REQUIREMENT:
Among the entries below, tally each line where the word "icon" appears and state only the total.

Data about app and page elements
* * * *
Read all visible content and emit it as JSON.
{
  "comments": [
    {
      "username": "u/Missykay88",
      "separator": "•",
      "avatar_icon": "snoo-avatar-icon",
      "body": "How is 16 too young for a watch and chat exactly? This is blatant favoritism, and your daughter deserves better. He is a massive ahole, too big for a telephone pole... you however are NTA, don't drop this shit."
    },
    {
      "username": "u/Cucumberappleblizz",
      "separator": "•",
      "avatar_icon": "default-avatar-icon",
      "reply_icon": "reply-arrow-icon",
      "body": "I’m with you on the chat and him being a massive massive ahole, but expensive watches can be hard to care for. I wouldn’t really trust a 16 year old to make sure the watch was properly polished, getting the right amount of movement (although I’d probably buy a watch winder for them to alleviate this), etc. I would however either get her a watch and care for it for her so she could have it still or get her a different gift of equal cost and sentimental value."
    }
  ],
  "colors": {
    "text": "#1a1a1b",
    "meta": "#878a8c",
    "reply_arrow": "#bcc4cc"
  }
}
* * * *
ANSWER TO THE EXERCISE:
3